Bass continued that, too often, quests for social justice are secularized. That wasn’t the case for African-Americans. “At the center of the Civil Rights Movement was actively practicing your faith,” Bass said. “[The foot soldiers] weren’t out there saying, ‘Bring on the dogs, bring on the fire hoses because I have a secular commitment to social justice.’ If you ask foot soldiers why they were out there, they’re going to say they were putting their faith into action.”
Towards the light
“Most people really look at the Birmingham story as police dogs, fire hoses, four little girls, end of story,” Bass said. “But that’s only the beginning of the story.”
The 1954 Brown v. Board of Education decision to desegregate schools and the passage of the Civil Rights Act of 1964 dealt strong blows to segregation, but they weren’t enough. Dismantling segregation was a lofty task, but under the leadership of Mayor George Siebels and city councilwoman Nina Miglionico, it happened.
After three long years, the first African-American policeman, Leroy Stover, was finally hired. Then African-Americans D.M. Jefferson and E.W. Taggart joined the Birmingham Dental Society. In 1968, African-American Leon Kennedy became superintendent of Jefferson County schools.
But Bass said the Civil Rights Movement culminated in 1979 with the election of the city’s first African-American mayor, Richard Arrington Jr.
“That was [the conclusion] of what King began in 1963,” Bass said.
Miles to go
Although the dark days of segregation may be over, the battle for equality continues. Mark Stribling, a volunteer at the Birmingham Civil Rights Institute, recalls his first visit to Birmingham in 1999 for a job interview at UAB.
“My coworkers said, ‘We want to take you to the Civil Rights Institute,’” Stribling, a native of Pittsburg, said. “‘But we can’t because there’s a KKK march.’ I didn’t know racism would be so public [here].”

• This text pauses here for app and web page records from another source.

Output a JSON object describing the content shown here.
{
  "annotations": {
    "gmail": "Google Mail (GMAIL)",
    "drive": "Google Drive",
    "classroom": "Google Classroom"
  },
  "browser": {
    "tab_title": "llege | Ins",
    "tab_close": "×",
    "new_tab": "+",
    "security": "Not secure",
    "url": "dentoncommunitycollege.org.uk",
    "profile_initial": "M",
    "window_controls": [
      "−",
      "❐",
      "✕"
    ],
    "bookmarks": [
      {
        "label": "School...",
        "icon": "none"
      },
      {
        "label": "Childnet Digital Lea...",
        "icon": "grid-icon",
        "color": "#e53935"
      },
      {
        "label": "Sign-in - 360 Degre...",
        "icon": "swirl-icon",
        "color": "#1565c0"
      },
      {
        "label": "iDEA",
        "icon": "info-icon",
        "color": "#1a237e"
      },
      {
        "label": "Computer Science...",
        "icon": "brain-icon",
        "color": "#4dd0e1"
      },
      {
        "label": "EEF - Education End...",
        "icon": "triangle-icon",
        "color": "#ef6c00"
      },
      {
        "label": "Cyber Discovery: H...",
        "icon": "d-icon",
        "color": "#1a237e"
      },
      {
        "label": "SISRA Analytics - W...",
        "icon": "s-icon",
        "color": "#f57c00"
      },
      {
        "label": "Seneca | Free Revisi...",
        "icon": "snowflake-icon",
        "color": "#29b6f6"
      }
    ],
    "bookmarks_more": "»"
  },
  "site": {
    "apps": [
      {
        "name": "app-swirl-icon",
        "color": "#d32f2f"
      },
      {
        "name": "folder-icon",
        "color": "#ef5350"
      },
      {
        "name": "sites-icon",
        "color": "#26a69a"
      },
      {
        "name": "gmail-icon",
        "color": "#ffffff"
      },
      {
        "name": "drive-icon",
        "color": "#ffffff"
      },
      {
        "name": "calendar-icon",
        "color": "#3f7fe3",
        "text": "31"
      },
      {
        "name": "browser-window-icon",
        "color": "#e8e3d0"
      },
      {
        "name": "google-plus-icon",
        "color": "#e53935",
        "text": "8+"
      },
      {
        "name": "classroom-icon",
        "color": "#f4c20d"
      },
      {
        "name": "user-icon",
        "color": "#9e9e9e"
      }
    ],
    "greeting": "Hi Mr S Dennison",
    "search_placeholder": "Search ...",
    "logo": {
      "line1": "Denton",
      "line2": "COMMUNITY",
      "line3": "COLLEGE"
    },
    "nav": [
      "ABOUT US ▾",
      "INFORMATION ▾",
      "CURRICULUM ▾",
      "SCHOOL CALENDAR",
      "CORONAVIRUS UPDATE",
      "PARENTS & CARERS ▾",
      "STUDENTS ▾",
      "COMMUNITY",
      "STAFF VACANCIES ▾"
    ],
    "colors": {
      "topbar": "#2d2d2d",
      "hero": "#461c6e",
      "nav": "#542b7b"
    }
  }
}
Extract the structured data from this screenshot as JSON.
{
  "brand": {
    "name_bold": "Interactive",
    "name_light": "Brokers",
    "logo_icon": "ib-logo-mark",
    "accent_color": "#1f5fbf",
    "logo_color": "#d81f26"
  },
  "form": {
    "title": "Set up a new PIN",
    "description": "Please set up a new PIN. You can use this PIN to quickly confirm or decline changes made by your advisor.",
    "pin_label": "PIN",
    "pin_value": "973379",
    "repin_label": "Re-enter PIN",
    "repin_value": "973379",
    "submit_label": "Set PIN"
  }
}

But for the most part, racism is more innocent. Stribling highlighted the wealth disparity between African-Americans and whites. “White people just bought a car, and black people still have to ride the bus,” he said. “Segregation’s just in a different form.”
Bass noticed the same phenomenon. “Even before the great white flight had started, people on this side of the mountain look down their noses and over the mountain at what goes on in Birmingham,” he said. “What so many residents don’t realize is that what’s good for Birmingham is good for the rest of the county and these municipalities as well.”

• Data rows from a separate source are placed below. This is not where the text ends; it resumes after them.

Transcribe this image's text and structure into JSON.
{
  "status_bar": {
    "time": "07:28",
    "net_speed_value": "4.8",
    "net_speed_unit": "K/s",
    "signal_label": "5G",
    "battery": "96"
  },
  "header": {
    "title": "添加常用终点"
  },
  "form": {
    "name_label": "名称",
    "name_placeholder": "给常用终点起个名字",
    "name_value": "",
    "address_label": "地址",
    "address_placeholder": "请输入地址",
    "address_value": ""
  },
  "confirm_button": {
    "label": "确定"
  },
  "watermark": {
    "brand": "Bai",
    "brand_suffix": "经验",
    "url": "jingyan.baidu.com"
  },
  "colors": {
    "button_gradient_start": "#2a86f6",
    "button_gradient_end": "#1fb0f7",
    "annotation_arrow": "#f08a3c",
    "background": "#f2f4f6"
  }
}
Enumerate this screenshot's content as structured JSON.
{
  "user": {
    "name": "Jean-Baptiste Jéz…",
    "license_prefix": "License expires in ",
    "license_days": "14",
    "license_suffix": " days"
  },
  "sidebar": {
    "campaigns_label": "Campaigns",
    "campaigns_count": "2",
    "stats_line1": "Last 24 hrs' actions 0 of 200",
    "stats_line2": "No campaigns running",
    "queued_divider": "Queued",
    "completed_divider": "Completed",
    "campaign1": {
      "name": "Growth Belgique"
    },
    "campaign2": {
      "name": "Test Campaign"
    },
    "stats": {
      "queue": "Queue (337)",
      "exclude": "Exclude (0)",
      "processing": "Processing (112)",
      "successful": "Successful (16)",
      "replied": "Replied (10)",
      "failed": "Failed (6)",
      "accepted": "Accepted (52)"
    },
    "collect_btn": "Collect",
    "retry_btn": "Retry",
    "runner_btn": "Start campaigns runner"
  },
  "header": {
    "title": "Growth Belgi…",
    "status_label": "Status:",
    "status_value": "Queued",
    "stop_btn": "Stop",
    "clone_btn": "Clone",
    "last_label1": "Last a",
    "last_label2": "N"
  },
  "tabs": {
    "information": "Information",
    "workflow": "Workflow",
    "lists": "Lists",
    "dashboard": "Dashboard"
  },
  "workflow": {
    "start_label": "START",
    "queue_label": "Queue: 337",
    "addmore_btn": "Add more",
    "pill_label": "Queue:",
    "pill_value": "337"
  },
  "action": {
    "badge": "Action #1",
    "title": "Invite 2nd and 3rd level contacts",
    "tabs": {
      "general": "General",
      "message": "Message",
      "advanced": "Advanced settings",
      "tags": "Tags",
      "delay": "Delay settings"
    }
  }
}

Stribling said that education is the antidote to prejudice and indifference. “[Racists] walk around in ignorance,” he said, describing local teenagers who dressed as Ku Klux Klan members and even carried nooses for Halloween. “You have to teach what things represent,” he said. “People in the KKK [dress] to be the ghosts of Confederate soldiers coming back from the dead to kill black people.” Once teens learn this, they usually stop wearing their costumes, Stribling said.
Likewise, Bass challenges youth to examine the faith of African-Americans. “I think the best way for young people to understand the Civil Rights movement is to really look at what motivated these people,” he said. “They would say they were Christians doing what Jesus called them to do.”

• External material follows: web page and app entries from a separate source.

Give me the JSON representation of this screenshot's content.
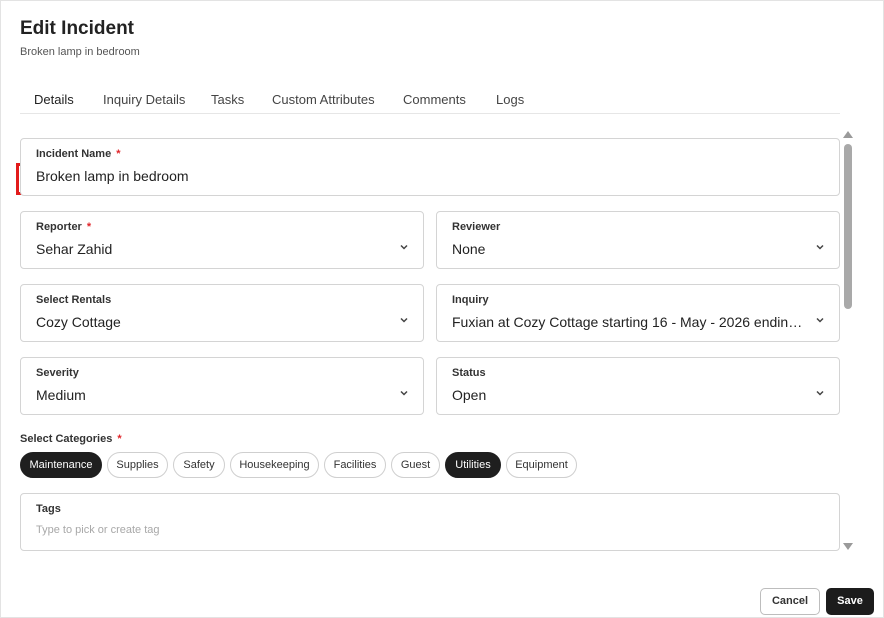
{
  "header": {
    "title": "Edit Incident",
    "subtitle": "Broken lamp in bedroom"
  },
  "tabs": [
    {
      "label": "Details",
      "active": true
    },
    {
      "label": "Inquiry Details",
      "active": false
    },
    {
      "label": "Tasks",
      "active": false
    },
    {
      "label": "Custom Attributes",
      "active": false
    },
    {
      "label": "Comments",
      "active": false
    },
    {
      "label": "Logs",
      "active": false
    }
  ],
  "form": {
    "incident_name": {
      "label": "Incident Name",
      "required_mark": "*",
      "value": "Broken lamp in bedroom"
    },
    "reporter": {
      "label": "Reporter",
      "required_mark": "*",
      "value": "Sehar Zahid",
      "icon": "chevron-down-icon"
    },
    "reviewer": {
      "label": "Reviewer",
      "value": "None",
      "icon": "chevron-down-icon"
    },
    "select_rentals": {
      "label": "Select Rentals",
      "value": "Cozy Cottage",
      "icon": "chevron-down-icon"
    },
    "inquiry": {
      "label": "Inquiry",
      "value": "Fuxian at Cozy Cottage starting 16 - May - 2026 ending ...",
      "icon": "chevron-down-icon"
    },
    "severity": {
      "label": "Severity",
      "value": "Medium",
      "icon": "chevron-down-icon"
    },
    "status": {
      "label": "Status",
      "value": "Open",
      "icon": "chevron-down-icon"
    },
    "categories": {
      "label": "Select Categories",
      "required_mark": "*",
      "items": [
        {
          "label": "Maintenance",
          "selected": true
        },
        {
          "label": "Supplies",
          "selected": false
        },
        {
          "label": "Safety",
          "selected": false
        },
        {
          "label": "Housekeeping",
          "selected": false
        },
        {
          "label": "Facilities",
          "selected": false
        },
        {
          "label": "Guest",
          "selected": false
        },
        {
          "label": "Utilities",
          "selected": true
        },
        {
          "label": "Equipment",
          "selected": false
        }
      ]
    },
    "tags": {
      "label": "Tags",
      "placeholder": "Type to pick or create tag"
    }
  },
  "footer": {
    "cancel_label": "Cancel",
    "save_label": "Save"
  },
  "colors": {
    "accent_dark": "#1f1f1f",
    "required": "#e0252a",
    "highlight_box": "#e21b1b"
  }
}
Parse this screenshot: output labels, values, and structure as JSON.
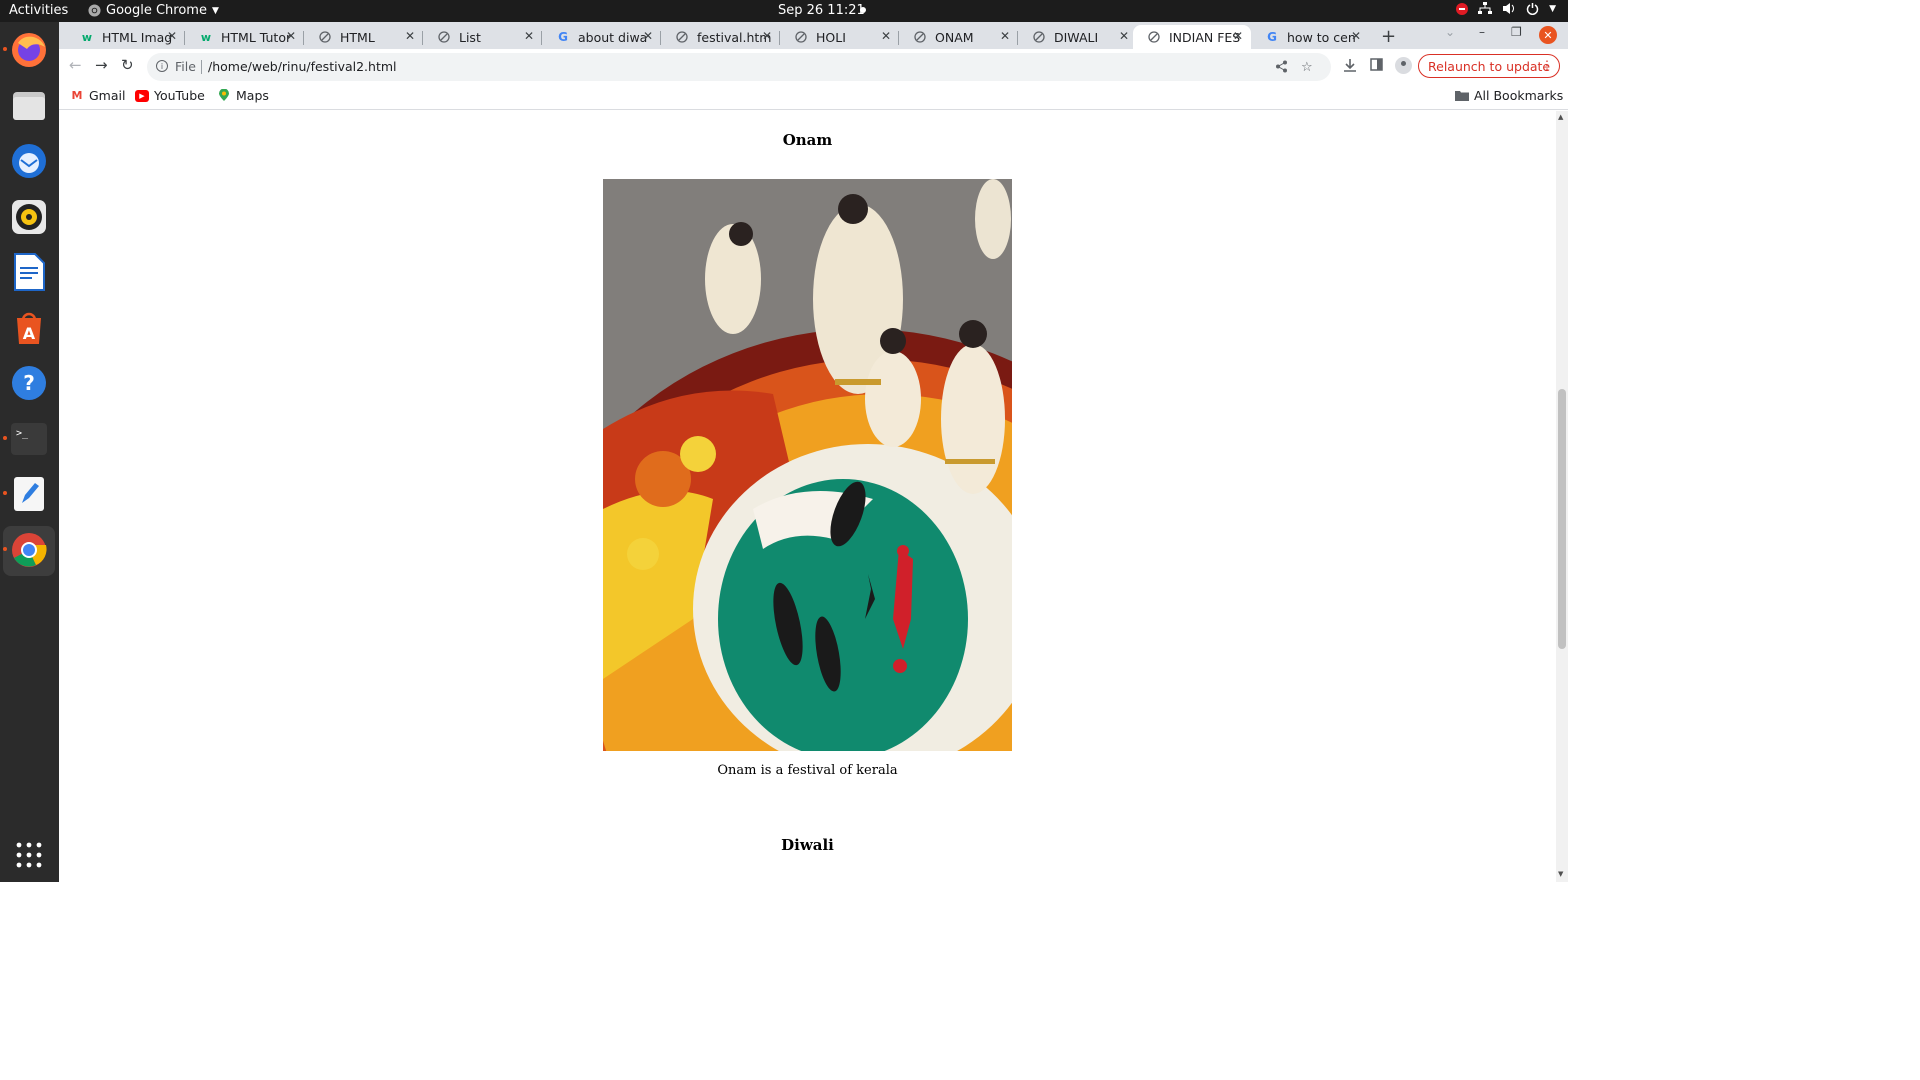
{
  "system": {
    "activities": "Activities",
    "app_name": "Google Chrome",
    "datetime": "Sep 26  11:21"
  },
  "browser": {
    "tabs": [
      {
        "title": "HTML Imag",
        "icon": "w3schools-icon"
      },
      {
        "title": "HTML Tutor",
        "icon": "w3schools-icon"
      },
      {
        "title": "HTML",
        "icon": "globe-icon"
      },
      {
        "title": "List",
        "icon": "globe-icon"
      },
      {
        "title": "about diwa",
        "icon": "google-icon"
      },
      {
        "title": "festival.htm",
        "icon": "globe-icon"
      },
      {
        "title": "HOLI",
        "icon": "globe-icon"
      },
      {
        "title": "ONAM",
        "icon": "globe-icon"
      },
      {
        "title": "DIWALI",
        "icon": "globe-icon"
      },
      {
        "title": "INDIAN FES",
        "icon": "globe-icon",
        "active": true
      },
      {
        "title": "how to cen",
        "icon": "google-icon"
      }
    ],
    "new_tab": "+",
    "address": {
      "scheme_label": "File",
      "url": "/home/web/rinu/festival2.html"
    },
    "relaunch_label": "Relaunch to update",
    "bookmarks": [
      {
        "label": "Gmail"
      },
      {
        "label": "YouTube"
      },
      {
        "label": "Maps"
      }
    ],
    "all_bookmarks": "All Bookmarks"
  },
  "page": {
    "sections": [
      {
        "heading": "Onam",
        "caption": "Onam is a festival of kerala"
      },
      {
        "heading": "Diwali"
      }
    ]
  },
  "colors": {
    "accent_ubuntu": "#e95420",
    "relaunch_red": "#d93025"
  }
}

Interestingly, when Stribling described the future of Birmingham, he mentioned little of racial division. Instead, he talked about young urbanites flocking back to downtown, UAB forging a law school and a booming business district.
On Dec. 3, 1963, “Look” magazine published Charles Morgan’s editorial about Birmingham titled “I Saw a City Die.” “Who killed Birmingham?” he said in his introduction. “Not only the hate-filled murderers of four girls, but we ‘nice people’ who did nothing to save our city from race hatred.”
Then the nice people came and resurrected Birmingham so Stribling could say something that 50 years ago would be unimaginable.
“No black person fears walking down the street and getting harassed or called a name.”